Registered Investment Advisor Agrees to Settle Charges of Failing to Clearly Disclose Transaction Costs Beyond “Wrap Fees” to Investors

Posted on July 19th, by and in Civil Penalties, Investment Advisers, Neither Admit Nor Deny, Settlements, Strict Liability. Comments Off on Registered Investment Advisor Agrees to Settle Charges of Failing to Clearly Disclose Transaction Costs Beyond “Wrap Fees” to Investors

On July 14, 2016, RiverFront Investment Group, LLC (“RiverFront”) agreed to settle charges brought by the SEC for failing to “properly prepare clients for additional transaction costs beyond the ‘wrap fees’ they pay to cover the cost of several services bundles together.” Press Release No. 2016-143. According to the SEC, participants in wrap fee programs usually pay an annual fee “which is intended to cover the cost of several services ‘wrapped’ together, such as custody, trade execution, portfolio management, and back office services.” Release No. 4453. The SEC found that under these wrap programs, a sponsoring firm will offer clients a selection of third-party managers, referred to as subadvisors, to have discretion over the clients’ investment decisions. When subadvisors execute trades on behalf of clients through a sponsor-designated broker-dealer, the transaction costs associated with the trades are included in the … Read More »


SEC Levies Disgorgement and Civil Penalties for Violations of the Consumer Protection Rule and the Dodd-Frank Whistleblower Protection Rule

Posted on June 27th, by and in Civil Penalties, Consumer Protection Rule, Cooperation, Self-Reporting, Settlements, Whistleblower. Comments Off on SEC Levies Disgorgement and Civil Penalties for Violations of the Consumer Protection Rule and the Dodd-Frank Whistleblower Protection Rule

On June 23, 2016, Merrill Lynch, Pierce, Fenner & Smith Incorporated and Merrill Lynch Professional Clearing Corp. (collectively, “Merrill Lynch”) agreed to pay $415 million and admit wrongdoing to settle charges of rules based violations, including Exchange Act Rule 15c3-3, the Consumer Protection Rule (the “Consumer Protection Rule”) and Exchange Act Rule 21F-17 (“Rule 21F-17”), which prohibits any action impeding an individual from communicating directly with Commission staff about possible securities laws violations. See Release No. 78141.
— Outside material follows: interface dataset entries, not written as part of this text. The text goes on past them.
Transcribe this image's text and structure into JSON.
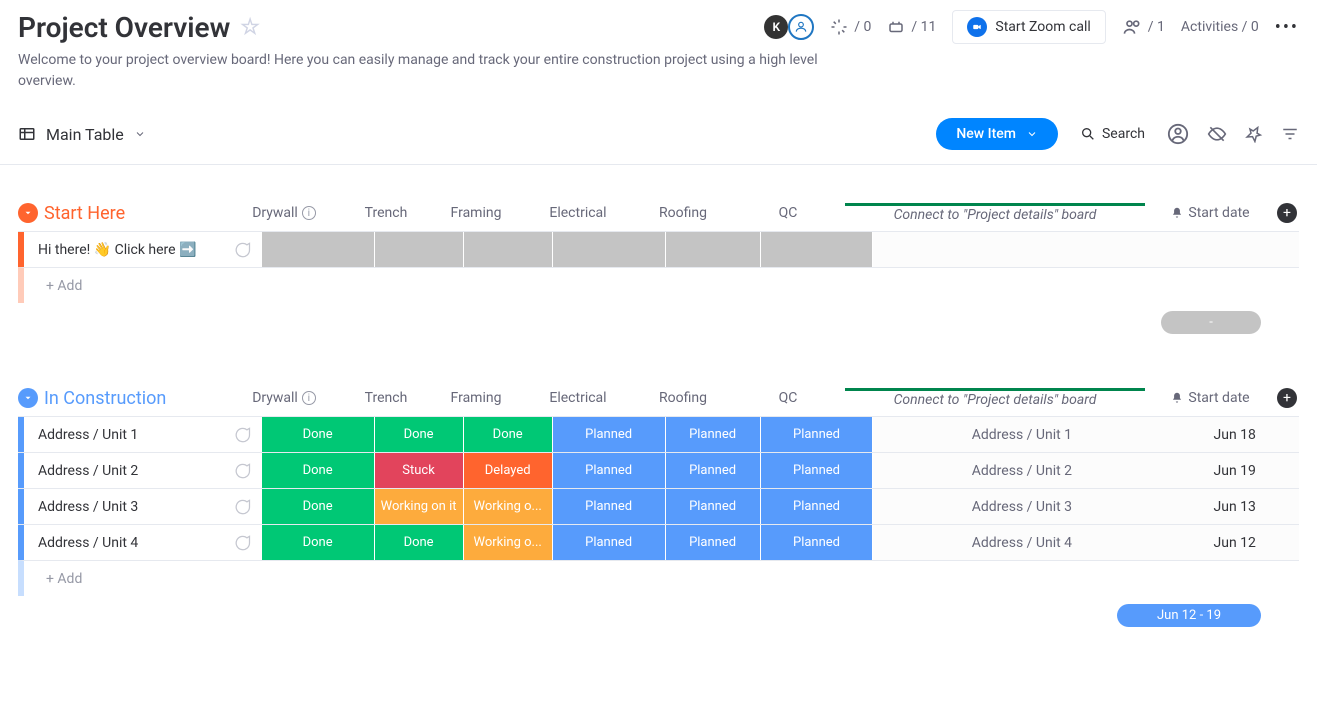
{
  "header": {
    "title": "Project Overview",
    "description": "Welcome to your project overview board! Here you can easily manage and track your entire construction project using a high level overview.",
    "stat1": "/ 0",
    "stat2": "/ 11",
    "zoom_label": "Start Zoom call",
    "people": "/ 1",
    "activities": "Activities / 0",
    "avatar_letter": "K"
  },
  "toolbar": {
    "view": "Main Table",
    "new_item": "New Item",
    "search": "Search"
  },
  "columns": {
    "drywall": "Drywall",
    "trench": "Trench",
    "framing": "Framing",
    "electrical": "Electrical",
    "roofing": "Roofing",
    "qc": "QC",
    "connect": "Connect to \"Project details\" board",
    "start_date": "Start date"
  },
  "status_colors": {
    "Done": "#00c875",
    "Planned": "#579bfc",
    "Stuck": "#e2445c",
    "Delayed": "#ff642e",
    "Working on it": "#fdab3d",
    "Working o...": "#fdab3d"
  },
  "groups": [
    {
      "name": "Start Here",
      "color": "#ff642e",
      "rows": [
        {
          "name": "Hi there! 👋 Click here ➡️",
          "cells": [
            "",
            "",
            "",
            "",
            "",
            ""
          ],
          "connect": "",
          "date": ""
        }
      ],
      "add_label": "+ Add",
      "summary": "-",
      "summary_style": "gray"
    },
    {
      "name": "In Construction",
      "color": "#579bfc",
      "rows": [
        {
          "name": "Address / Unit 1",
          "cells": [
            "Done",
            "Done",
            "Done",
            "Planned",
            "Planned",
            "Planned"
          ],
          "connect": "Address / Unit 1",
          "date": "Jun 18"
        },
        {
          "name": "Address / Unit 2",
          "cells": [
            "Done",
            "Stuck",
            "Delayed",
            "Planned",
            "Planned",
            "Planned"
          ],
          "connect": "Address / Unit 2",
          "date": "Jun 19"
        },
        {
          "name": "Address / Unit 3",
          "cells": [
            "Done",
            "Working on it",
            "Working o...",
            "Planned",
            "Planned",
            "Planned"
          ],
          "connect": "Address / Unit 3",
          "date": "Jun 13"
        },
        {
          "name": "Address / Unit 4",
          "cells": [
            "Done",
            "Done",
            "Working o...",
            "Planned",
            "Planned",
            "Planned"
          ],
          "connect": "Address / Unit 4",
          "date": "Jun 12"
        }
      ],
      "add_label": "+ Add",
      "summary": "Jun 12 - 19",
      "summary_style": "blue"
    }
  ],
  "col_widths": [
    "114",
    "90",
    "90",
    "114",
    "96",
    "114"
  ]
}
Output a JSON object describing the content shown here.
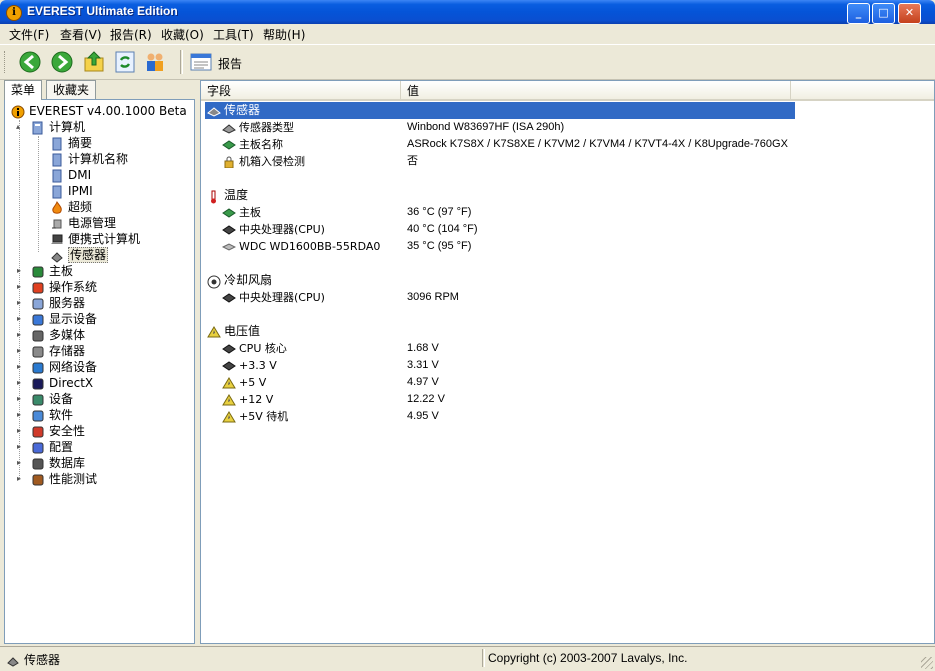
{
  "window": {
    "title": "EVEREST Ultimate Edition",
    "minimize": "_",
    "maximize": "□",
    "close": "✕"
  },
  "menubar": [
    "文件(F)",
    "查看(V)",
    "报告(R)",
    "收藏(O)",
    "工具(T)",
    "帮助(H)"
  ],
  "toolbar": {
    "report_label": "报告"
  },
  "left_tabs": [
    "菜单",
    "收藏夹"
  ],
  "tree": {
    "root": "EVEREST v4.00.1000 Beta",
    "computer": "计算机",
    "computer_children": [
      "摘要",
      "计算机名称",
      "DMI",
      "IPMI",
      "超频",
      "电源管理",
      "便携式计算机",
      "传感器"
    ],
    "top_items": [
      "主板",
      "操作系统",
      "服务器",
      "显示设备",
      "多媒体",
      "存储器",
      "网络设备",
      "DirectX",
      "设备",
      "软件",
      "安全性",
      "配置",
      "数据库",
      "性能测试"
    ]
  },
  "columns": {
    "field": "字段",
    "value": "值"
  },
  "sections": [
    {
      "title": "传感器",
      "rows": [
        {
          "field": "传感器类型",
          "value": "Winbond W83697HF  (ISA 290h)",
          "icon": "chip"
        },
        {
          "field": "主板名称",
          "value": "ASRock K7S8X / K7S8XE / K7VM2 / K7VM4 / K7VT4-4X / K8Upgrade-760GX",
          "icon": "board"
        },
        {
          "field": "机箱入侵检测",
          "value": "否",
          "icon": "lock"
        }
      ]
    },
    {
      "title": "温度",
      "rows": [
        {
          "field": "主板",
          "value": "36 °C  (97 °F)",
          "icon": "board"
        },
        {
          "field": "中央处理器(CPU)",
          "value": "40 °C  (104 °F)",
          "icon": "cpu"
        },
        {
          "field": "WDC WD1600BB-55RDA0",
          "value": "35 °C  (95 °F)",
          "icon": "hdd"
        }
      ]
    },
    {
      "title": "冷却风扇",
      "rows": [
        {
          "field": "中央处理器(CPU)",
          "value": "3096 RPM",
          "icon": "cpu"
        }
      ]
    },
    {
      "title": "电压值",
      "rows": [
        {
          "field": "CPU 核心",
          "value": "1.68 V",
          "icon": "cpu"
        },
        {
          "field": "+3.3 V",
          "value": "3.31 V",
          "icon": "cpu"
        },
        {
          "field": "+5 V",
          "value": "4.97 V",
          "icon": "warn"
        },
        {
          "field": "+12 V",
          "value": "12.22 V",
          "icon": "warn"
        },
        {
          "field": "+5V 待机",
          "value": "4.95 V",
          "icon": "warn"
        }
      ]
    }
  ],
  "status": {
    "left": "传感器",
    "right": "Copyright (c) 2003-2007 Lavalys, Inc."
  }
}
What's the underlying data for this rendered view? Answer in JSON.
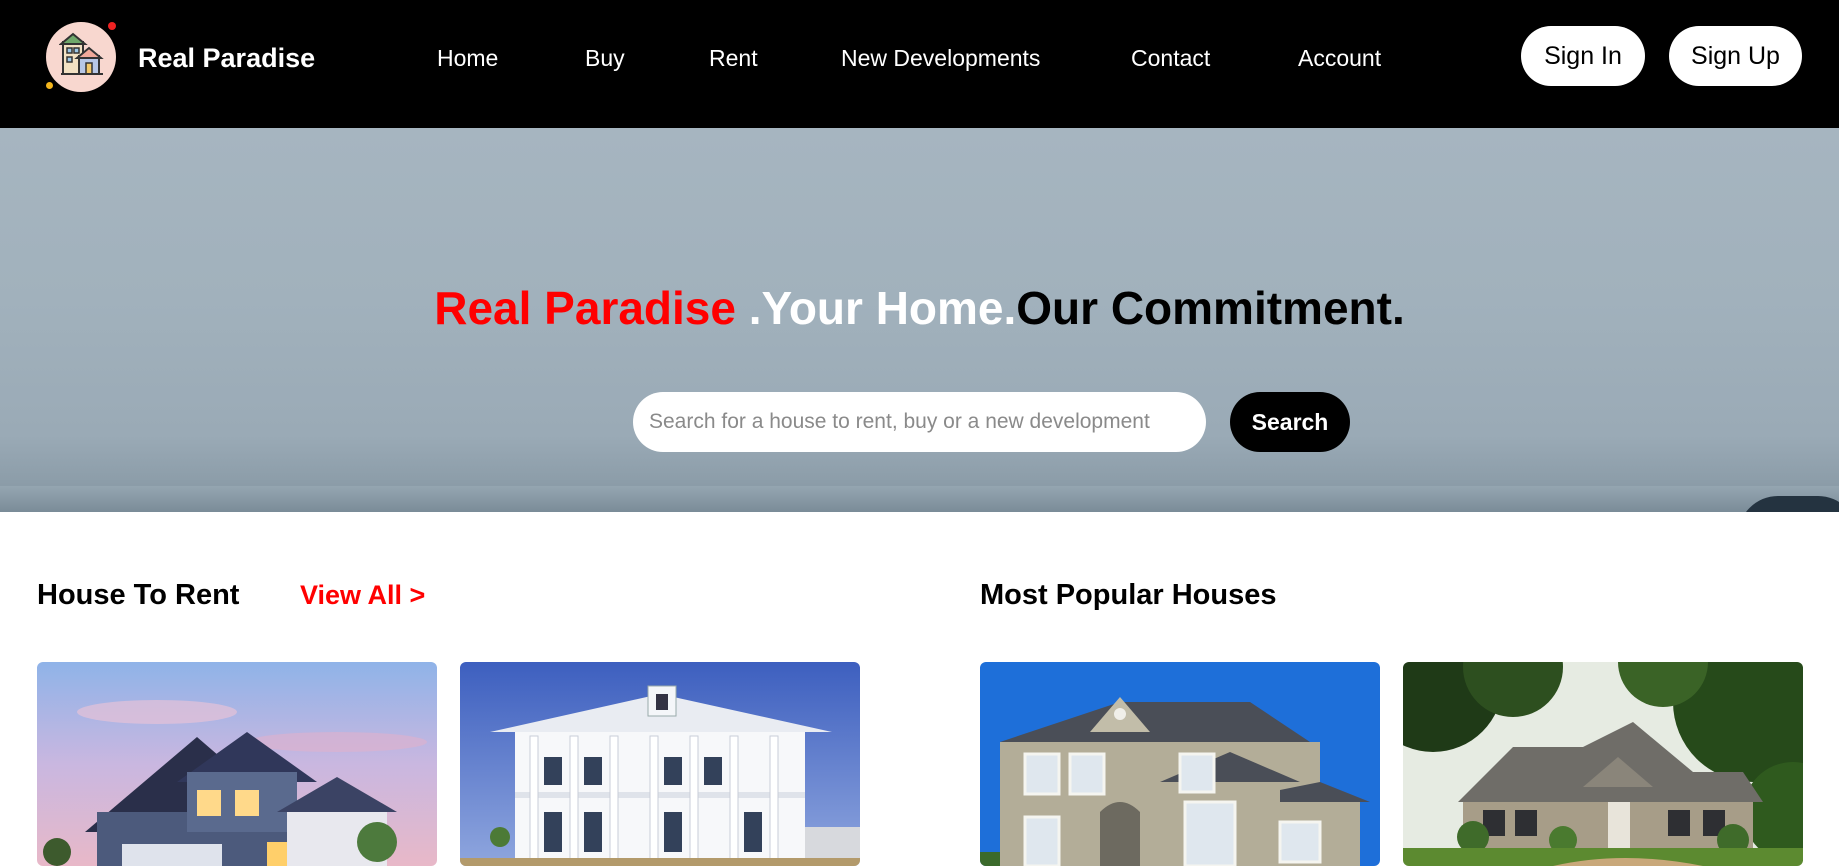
{
  "brand": {
    "name": "Real Paradise",
    "logo_icon": "house-logo-icon"
  },
  "nav": {
    "links": [
      "Home",
      "Buy",
      "Rent",
      "New Developments",
      "Contact",
      "Account"
    ],
    "sign_in": "Sign In",
    "sign_up": "Sign Up"
  },
  "hero": {
    "headline_red": "Real Paradise ",
    "headline_white": ".Your Home.",
    "headline_black": "Our Commitment.",
    "search_placeholder": "Search for a house to rent, buy or a new development",
    "search_button": "Search"
  },
  "rent_section": {
    "title": "House To Rent",
    "view_all": "View All >"
  },
  "popular_section": {
    "title": "Most Popular Houses"
  },
  "colors": {
    "accent_red": "#ff0000",
    "nav_bg": "#000000",
    "hero_bg": "#a6b5c0"
  }
}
Exchange Act Rule 15c3-3, known as the Consumer Protection Rule, was enacted to “protect broker-dealer customers in the event a broker dealer becomes insolvent” by eliminating the “use by broker-dealers of customer funds and securities to finance firm overhead and such firm activities a trading and underwriting through the separation of customer related activities from other broker-dealer operations.” To safeguard assets, the Consumer Protection … Read More »




From the Blog:

SEC Announces Enforcement Division Cyber Specialty Unit

On September 25, 2017, the Securities and Exchange Commission announced the creation of an Enforcement Division “Cyber Unit” that will focus on cyber-related violative...

Split Second Circuit Affirms Insider Trading Conviction While Rejecting Newman’s “Meaningfully Close Personal Relationship” Requirement

On August 23, 2017, the United States Court of Appeals for the Second Circuit affirmed an insider trading conviction against a portfolio manager, and...

7th Circuit Affirms 1st Conviction For Spoofing

Spoofing is not going away after all. Last week, the U.S. Court of Appeals for the Seventh Circuit unanimously upheld the first-ever criminal conviction...